WORK REQUEST: Scan the material that follows. Copy every line containing the word "description".

EXERCISE INPUT:
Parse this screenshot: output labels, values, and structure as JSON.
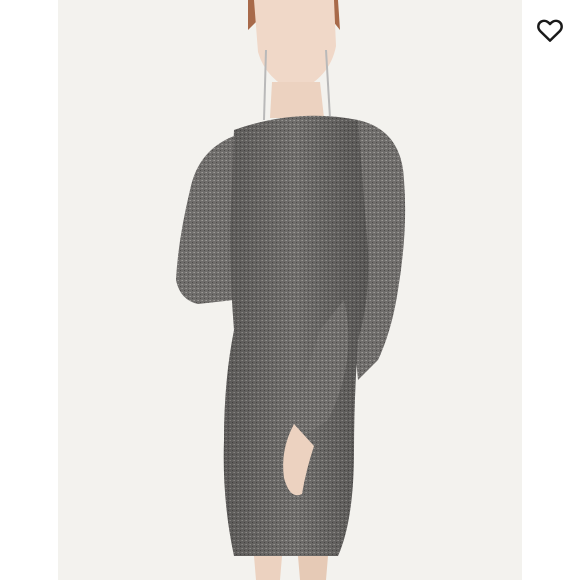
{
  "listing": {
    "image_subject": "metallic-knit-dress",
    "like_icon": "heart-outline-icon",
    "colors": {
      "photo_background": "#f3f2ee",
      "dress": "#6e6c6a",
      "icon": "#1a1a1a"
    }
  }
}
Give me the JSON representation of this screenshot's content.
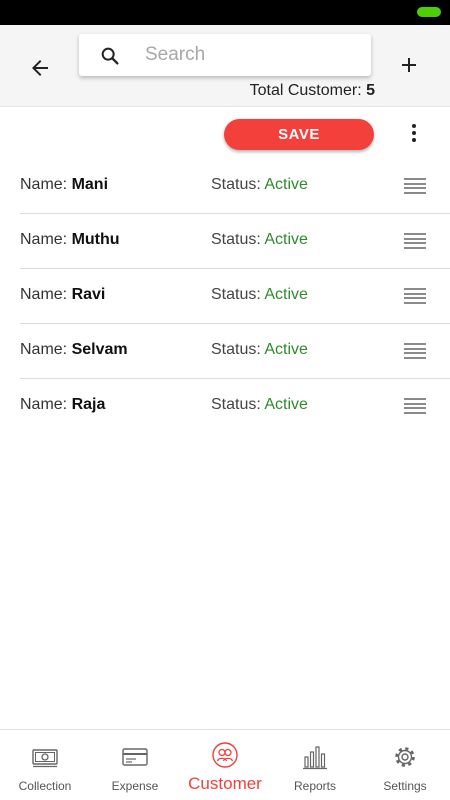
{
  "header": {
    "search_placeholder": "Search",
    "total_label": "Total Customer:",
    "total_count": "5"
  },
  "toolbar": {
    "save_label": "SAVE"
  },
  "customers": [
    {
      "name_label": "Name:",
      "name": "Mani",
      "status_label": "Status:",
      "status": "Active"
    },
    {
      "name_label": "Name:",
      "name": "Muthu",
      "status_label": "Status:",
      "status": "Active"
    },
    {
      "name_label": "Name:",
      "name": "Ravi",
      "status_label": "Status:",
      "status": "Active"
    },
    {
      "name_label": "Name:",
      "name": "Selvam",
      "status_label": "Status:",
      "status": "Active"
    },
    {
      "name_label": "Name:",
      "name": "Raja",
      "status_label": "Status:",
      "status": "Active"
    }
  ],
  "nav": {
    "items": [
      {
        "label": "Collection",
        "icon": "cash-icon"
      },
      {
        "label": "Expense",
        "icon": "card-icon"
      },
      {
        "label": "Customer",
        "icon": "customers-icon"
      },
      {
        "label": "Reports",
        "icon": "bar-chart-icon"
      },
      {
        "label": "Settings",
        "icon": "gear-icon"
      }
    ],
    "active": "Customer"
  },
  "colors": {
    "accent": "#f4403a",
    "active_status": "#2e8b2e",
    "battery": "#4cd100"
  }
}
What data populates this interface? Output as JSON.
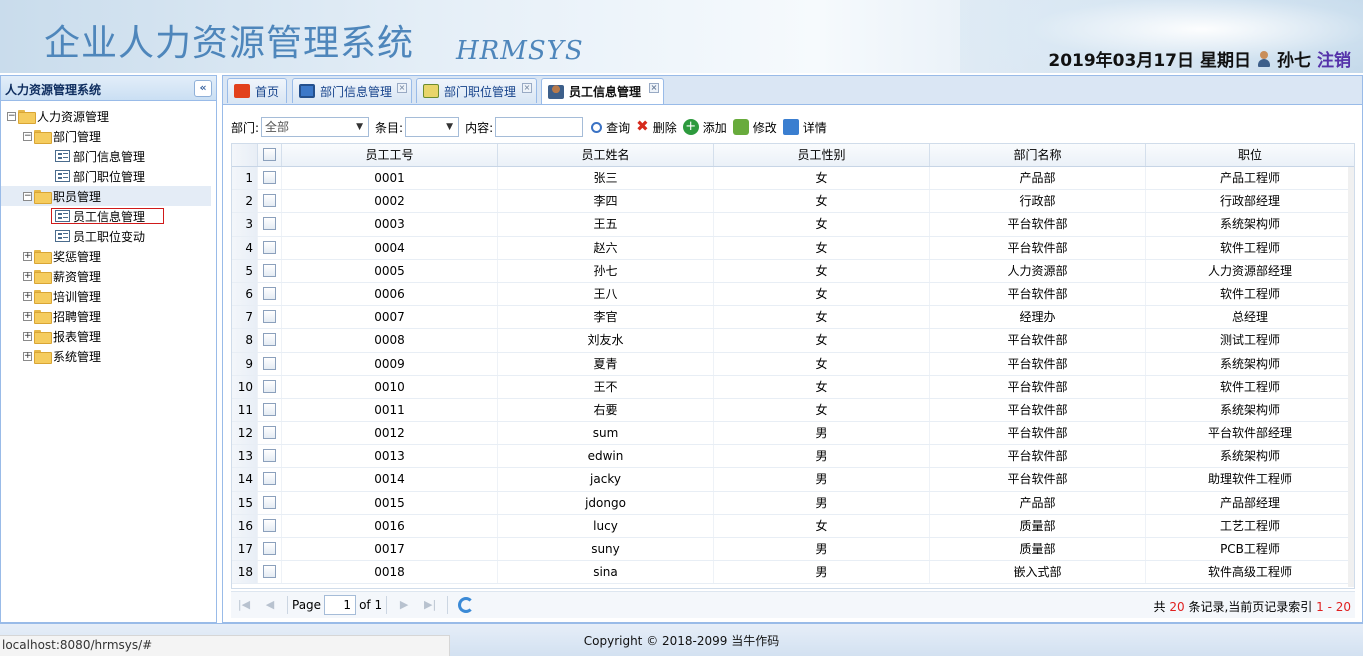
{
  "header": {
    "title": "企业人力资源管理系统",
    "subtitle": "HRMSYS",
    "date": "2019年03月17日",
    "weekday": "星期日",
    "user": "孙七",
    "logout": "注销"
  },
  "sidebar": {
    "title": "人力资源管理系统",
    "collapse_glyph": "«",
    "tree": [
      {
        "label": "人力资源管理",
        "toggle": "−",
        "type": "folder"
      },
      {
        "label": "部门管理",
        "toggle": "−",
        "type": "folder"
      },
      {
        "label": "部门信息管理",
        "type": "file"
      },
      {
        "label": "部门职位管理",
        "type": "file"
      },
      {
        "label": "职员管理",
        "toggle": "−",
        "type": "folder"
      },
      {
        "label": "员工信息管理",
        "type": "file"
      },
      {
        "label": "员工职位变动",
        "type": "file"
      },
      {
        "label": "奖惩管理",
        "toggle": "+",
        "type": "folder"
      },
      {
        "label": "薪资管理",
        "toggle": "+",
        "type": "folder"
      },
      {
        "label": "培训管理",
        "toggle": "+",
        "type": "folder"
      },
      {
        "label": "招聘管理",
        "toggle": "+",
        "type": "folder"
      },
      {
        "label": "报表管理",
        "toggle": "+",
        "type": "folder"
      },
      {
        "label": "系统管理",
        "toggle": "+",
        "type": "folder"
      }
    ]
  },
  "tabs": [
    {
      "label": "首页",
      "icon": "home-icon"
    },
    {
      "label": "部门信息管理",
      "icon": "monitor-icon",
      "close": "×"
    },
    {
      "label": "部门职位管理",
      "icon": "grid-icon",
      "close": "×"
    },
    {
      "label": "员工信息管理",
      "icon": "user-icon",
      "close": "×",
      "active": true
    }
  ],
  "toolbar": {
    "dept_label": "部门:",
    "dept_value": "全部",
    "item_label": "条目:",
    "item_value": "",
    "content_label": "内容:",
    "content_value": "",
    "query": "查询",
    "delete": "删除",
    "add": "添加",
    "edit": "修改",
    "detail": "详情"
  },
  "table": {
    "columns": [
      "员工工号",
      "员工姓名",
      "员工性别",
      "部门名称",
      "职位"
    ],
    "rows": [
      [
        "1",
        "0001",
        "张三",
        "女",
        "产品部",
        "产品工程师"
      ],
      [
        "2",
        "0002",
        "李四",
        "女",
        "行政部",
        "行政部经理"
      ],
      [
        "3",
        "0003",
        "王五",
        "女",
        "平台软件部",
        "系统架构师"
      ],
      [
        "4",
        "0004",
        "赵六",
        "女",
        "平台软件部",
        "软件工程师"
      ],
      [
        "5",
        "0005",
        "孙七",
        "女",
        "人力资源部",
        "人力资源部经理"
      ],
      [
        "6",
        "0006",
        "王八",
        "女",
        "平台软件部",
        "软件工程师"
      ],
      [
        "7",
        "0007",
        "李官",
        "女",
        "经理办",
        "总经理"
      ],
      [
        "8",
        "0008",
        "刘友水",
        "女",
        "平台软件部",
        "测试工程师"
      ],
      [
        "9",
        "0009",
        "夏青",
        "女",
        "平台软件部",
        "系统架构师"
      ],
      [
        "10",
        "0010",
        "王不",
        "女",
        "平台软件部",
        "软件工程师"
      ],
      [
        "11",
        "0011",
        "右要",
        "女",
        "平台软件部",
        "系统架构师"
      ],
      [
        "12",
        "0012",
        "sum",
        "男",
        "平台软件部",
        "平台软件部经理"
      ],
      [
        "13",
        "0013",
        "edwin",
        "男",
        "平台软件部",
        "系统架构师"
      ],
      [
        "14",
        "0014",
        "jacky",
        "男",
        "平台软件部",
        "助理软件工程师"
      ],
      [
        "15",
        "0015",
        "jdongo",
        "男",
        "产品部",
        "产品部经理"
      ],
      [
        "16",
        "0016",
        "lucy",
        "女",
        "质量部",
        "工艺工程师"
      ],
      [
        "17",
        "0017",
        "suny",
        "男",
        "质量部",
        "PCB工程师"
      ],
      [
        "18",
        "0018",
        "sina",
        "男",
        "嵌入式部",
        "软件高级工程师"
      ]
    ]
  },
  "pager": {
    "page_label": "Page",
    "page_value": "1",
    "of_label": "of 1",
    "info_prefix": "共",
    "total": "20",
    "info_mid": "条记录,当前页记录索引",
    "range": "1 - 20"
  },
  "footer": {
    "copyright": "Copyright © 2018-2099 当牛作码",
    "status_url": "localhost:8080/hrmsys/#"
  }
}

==

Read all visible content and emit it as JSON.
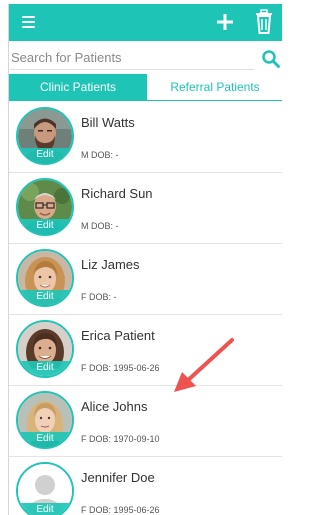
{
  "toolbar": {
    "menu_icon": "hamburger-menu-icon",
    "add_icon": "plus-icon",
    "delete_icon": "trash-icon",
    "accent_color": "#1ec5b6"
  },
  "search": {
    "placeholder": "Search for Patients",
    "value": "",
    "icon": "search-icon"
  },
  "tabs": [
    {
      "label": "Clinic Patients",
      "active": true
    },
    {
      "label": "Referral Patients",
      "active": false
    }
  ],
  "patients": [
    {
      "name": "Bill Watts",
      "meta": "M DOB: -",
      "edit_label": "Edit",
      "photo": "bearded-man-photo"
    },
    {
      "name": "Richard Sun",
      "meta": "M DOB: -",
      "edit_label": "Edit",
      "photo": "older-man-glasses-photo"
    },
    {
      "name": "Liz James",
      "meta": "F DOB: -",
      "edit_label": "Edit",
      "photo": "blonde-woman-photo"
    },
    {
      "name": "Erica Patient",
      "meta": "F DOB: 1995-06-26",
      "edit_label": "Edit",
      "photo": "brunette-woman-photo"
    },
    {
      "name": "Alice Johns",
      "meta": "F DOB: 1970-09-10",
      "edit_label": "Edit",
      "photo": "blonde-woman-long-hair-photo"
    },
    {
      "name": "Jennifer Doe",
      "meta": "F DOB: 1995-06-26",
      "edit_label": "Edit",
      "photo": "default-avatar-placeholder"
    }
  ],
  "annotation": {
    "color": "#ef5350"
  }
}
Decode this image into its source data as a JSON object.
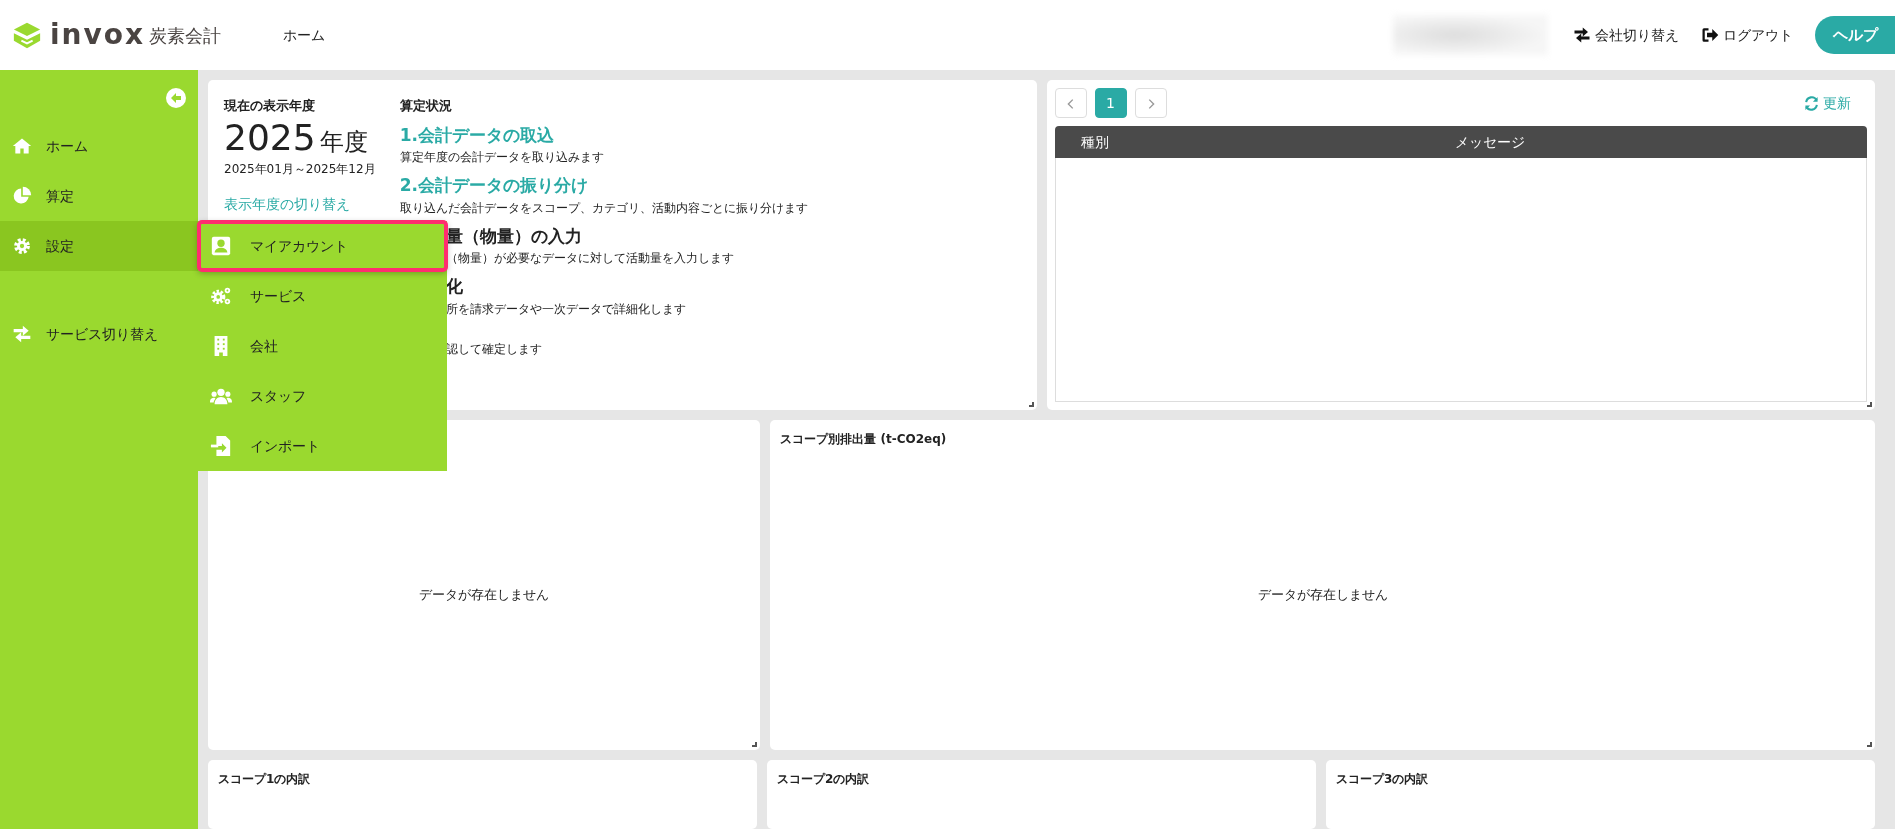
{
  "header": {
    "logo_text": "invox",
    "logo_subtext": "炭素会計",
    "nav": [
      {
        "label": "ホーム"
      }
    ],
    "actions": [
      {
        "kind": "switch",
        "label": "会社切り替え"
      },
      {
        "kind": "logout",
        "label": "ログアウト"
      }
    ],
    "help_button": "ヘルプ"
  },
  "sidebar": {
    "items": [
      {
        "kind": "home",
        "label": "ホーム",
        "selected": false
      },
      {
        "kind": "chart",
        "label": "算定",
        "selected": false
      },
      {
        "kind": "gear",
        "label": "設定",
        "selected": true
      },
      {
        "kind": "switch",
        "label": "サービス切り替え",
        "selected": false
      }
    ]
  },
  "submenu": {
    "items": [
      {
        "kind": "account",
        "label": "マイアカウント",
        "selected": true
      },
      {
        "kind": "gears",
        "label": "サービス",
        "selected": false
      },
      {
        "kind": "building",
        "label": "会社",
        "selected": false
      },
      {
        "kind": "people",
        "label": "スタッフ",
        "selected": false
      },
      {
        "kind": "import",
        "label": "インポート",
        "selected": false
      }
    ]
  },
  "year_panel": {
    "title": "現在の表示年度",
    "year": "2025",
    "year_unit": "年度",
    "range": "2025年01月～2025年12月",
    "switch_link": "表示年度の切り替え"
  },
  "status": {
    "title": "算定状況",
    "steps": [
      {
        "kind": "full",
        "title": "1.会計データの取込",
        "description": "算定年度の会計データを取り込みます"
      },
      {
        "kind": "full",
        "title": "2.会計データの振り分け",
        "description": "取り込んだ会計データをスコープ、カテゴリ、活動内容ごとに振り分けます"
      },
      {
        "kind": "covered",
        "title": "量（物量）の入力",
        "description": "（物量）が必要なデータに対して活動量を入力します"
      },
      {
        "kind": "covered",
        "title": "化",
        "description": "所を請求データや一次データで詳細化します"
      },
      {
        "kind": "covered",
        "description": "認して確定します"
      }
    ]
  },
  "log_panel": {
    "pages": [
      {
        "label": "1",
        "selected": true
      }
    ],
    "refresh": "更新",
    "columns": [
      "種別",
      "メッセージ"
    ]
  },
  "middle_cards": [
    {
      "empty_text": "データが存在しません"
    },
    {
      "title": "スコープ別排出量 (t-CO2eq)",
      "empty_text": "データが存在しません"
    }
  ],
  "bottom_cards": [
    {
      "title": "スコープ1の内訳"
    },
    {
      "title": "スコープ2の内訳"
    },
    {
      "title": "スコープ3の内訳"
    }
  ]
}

EXERCISE RESULT:
        "description": "算定年度の会計データを取り込みます"
        "description": "取り込んだ会計データをスコープ、カテゴリ、活動内容ごとに振り分けます"
        "description": "（物量）が必要なデータに対して活動量を入力します"
        "description": "所を請求データや一次データで詳細化します"
        "description": "認して確定します"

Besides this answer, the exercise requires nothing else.